MASSDEVICE ON CALL — Although no wearable medical device hacks have yet been reported outside of a research setting, security experts warned that medical devices in hospitals have not been so lucky.
Medical machines such as patient monitors and respiratory machines may be at risk due to software vulnerabilities that device makers aren’t prepared to update, panelists at the National Institute of Standards & Technology Information Security & Privacy Advisory Board meeting said this week.

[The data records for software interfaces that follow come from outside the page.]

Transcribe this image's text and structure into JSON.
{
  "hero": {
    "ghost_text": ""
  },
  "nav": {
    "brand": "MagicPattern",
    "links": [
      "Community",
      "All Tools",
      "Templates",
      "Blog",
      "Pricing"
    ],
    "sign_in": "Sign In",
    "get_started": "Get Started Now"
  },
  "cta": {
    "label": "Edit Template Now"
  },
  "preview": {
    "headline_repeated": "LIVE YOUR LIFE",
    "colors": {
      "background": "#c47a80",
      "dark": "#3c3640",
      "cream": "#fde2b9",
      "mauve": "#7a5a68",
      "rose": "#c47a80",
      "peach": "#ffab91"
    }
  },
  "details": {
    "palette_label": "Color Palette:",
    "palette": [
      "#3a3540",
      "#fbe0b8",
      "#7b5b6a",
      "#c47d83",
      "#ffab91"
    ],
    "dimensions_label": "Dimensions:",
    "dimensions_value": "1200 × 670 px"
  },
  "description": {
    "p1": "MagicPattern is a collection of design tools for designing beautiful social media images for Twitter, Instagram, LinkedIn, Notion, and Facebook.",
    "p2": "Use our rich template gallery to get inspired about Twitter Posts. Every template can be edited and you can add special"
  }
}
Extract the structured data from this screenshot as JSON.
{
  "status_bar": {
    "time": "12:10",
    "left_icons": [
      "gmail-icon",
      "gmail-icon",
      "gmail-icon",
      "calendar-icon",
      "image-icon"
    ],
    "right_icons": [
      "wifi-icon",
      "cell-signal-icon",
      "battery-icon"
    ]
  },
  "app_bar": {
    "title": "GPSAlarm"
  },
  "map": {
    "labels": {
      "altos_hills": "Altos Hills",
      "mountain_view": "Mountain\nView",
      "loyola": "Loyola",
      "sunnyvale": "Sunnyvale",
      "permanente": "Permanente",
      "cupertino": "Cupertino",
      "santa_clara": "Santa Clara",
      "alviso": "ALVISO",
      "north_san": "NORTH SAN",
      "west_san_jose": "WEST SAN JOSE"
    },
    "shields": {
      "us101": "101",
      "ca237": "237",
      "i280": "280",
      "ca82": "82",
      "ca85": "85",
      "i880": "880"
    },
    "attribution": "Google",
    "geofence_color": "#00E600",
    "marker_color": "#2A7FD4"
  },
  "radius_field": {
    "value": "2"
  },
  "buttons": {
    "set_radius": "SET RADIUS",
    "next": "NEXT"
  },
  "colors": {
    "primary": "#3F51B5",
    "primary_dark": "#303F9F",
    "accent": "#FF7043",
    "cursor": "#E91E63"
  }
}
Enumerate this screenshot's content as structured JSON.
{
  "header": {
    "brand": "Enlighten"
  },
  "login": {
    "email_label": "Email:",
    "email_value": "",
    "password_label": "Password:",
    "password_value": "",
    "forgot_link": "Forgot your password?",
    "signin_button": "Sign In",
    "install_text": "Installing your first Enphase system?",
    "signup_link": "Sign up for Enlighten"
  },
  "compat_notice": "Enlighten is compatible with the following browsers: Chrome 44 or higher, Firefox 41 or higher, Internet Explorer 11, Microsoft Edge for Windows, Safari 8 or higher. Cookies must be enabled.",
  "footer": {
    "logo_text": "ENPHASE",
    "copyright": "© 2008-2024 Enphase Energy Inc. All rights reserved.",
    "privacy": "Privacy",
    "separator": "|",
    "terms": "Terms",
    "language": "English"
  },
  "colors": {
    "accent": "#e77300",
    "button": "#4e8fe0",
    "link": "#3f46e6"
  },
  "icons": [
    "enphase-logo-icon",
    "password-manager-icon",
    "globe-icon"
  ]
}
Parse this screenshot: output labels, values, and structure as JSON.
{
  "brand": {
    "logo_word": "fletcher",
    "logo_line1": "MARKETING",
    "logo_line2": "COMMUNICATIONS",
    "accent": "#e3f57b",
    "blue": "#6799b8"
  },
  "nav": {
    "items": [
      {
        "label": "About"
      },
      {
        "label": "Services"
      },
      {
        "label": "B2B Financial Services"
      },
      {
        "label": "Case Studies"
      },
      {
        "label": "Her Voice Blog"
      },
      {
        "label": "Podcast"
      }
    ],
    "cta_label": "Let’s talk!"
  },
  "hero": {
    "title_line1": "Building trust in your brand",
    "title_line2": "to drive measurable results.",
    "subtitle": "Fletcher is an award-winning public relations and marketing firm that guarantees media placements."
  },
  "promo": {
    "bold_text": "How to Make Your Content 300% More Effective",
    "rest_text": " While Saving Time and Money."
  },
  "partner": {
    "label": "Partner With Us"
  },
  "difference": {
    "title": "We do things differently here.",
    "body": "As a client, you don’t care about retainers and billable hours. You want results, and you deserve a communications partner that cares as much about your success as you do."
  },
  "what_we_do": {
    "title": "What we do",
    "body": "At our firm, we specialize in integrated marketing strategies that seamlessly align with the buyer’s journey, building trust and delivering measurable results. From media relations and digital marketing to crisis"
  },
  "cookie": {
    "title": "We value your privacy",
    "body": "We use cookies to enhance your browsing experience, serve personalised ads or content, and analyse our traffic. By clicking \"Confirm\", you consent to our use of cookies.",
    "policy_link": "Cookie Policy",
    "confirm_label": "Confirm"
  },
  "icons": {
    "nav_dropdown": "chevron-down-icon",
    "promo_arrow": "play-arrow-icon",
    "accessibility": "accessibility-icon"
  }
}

"Conventional malware is rampant in hospitals because of medical devices using un-patched operating systems," said Kevin Fu, medical device software security expert and among the 1st to demonstrate that medical devices are vulnerable to software attacks. "There’s little recourse for hospitals when a manufacturer refuses to allow OS updates or security patches."
The problem lies partly with Windows-based operating systems that device makers often refuse to update, sometimes out of concerns that the FDA may take issue with the changes, MIT’s Technology Review reported.
That leaves network-connected medical devices vulnerable to hi-jacking by bot-nets or other malware that may slow the machines down or take them off-line. At Boston’s Beth Israel Deaconess Medical Center, 1 or 2 devices are taken down each week for cleaning, chief information security officer Mark Olson told meeting attendees.
Do digital health records mean better care?
Physicians using electronic health records provided higher rates of needed care than physicians using paper, especially in regard to hemoglobin testing in diabetes, breast cancer screening, chlamydia screening, and colorectal cancer screening, according to a new study.
DoD awards $4.2M contract for brain trauma diagnostics
Pittsburgh diagnostics maker Neuro Kinetics won a $4.2 million Dept. of Defense contract to advance its I-Portal eye-movement tracking technology for battlefield testing of brain injuries.
Detecting cancer by collecting data
A research team spanning 5 U.S. universities is looking at how "big data" analysis techniques may provide insight into patterns of white blood cells that help diagnosticians pick out non-blood cancers.